The Bishop of Salisbury, the Right Revd Nicholas Holtam, took his seat in the House of Lords in London yesterday, as one of 26 Bishops who sit as Lords Spiritual.
Bishop Nicholas said, “To sit as a Lord Spiritual in the House is a serious piece of public work, which we undertake on behalf of the whole community, not just those who are Christians or Church of England. As Lords Spiritual, we bring a different perspective to those who have become Peers.
“The Church of England has a presence in every community, from Dorset villages to inner city estates in Newcastle. We have a uniquely long perspective. That gives us a chance to articulate a vision that is truly national and genuinely long term.
“The particular subjects I want to make a contribution to in the House of Lords will be the concerns of the Diocese. I am the lead bishop for the Church of England on the environment.
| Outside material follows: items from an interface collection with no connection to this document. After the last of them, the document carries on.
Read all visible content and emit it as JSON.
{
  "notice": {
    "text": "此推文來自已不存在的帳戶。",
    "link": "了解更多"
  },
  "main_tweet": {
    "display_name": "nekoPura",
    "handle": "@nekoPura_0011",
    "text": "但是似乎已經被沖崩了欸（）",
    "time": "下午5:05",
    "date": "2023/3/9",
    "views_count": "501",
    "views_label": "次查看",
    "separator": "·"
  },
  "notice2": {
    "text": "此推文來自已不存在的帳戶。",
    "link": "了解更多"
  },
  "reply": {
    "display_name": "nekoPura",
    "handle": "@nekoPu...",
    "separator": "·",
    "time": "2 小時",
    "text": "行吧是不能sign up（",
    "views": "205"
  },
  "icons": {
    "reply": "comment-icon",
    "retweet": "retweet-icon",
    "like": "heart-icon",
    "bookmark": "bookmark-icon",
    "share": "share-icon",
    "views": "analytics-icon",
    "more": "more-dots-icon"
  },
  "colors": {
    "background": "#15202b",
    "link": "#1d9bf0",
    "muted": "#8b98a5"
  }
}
This is of great theological and political significance.
“The churches will be able to help build a climate of public opinion that encourages our politicians to make tough decisions. This we will require both the recognition of the need for urgent action and the hope we can make a real difference. This is particularly important with the Paris Summit on climate change in December, but it will need sustained commitment over many decades.
“There have been a number of recent examples when the Lords Spiritual have helped bring about change on important issues. The Archbishop of Canterbury has made a significant contribution on payday lending and banking standards, as the Bishop of Coventry on religious freedom for all, including the persecution of Christians in the Middle East.
“Bishop Tim Thornton of Truro, Bishop Graham’s predecessor as Bishop of Sherborne co-chaired the All Party Parliamentary Inquiry into Hunger and Food Poverty. I gave evidence to the inquiry last year and Salisbury MP John Glen was also a member of the Inquiry.
“One interesting fact, I may be the last male Bishop to enter the House of Lords before the first women Diocesan bishops start to have priority. Indeed, the first vote I cast as a Lord Spiritual will probably be to pass legislation to give any women bishops waiting to join the House of Lords priority over men for the next 10 years.”
Speaking after his introduction to the House, Bishop Nicholas added: “The Clerk read the summons from the Queen. I found it very moving to be summonsed like that, to have to make an oath, and then to be welcomed by the House – warmly. Then immediately into questions which were pretty serious stuff to do with access to sports stadiums for people with disability, banking – much in the news today – council tax and welfare reform.
“I found it quite awesome to find myself sitting there thinking I need to pay attention and try to speak on behalf of people in the Diocese of Salisbury.”
Listen to a short interview (2 mins) with Bishop Nicholas carried out after he took his seat.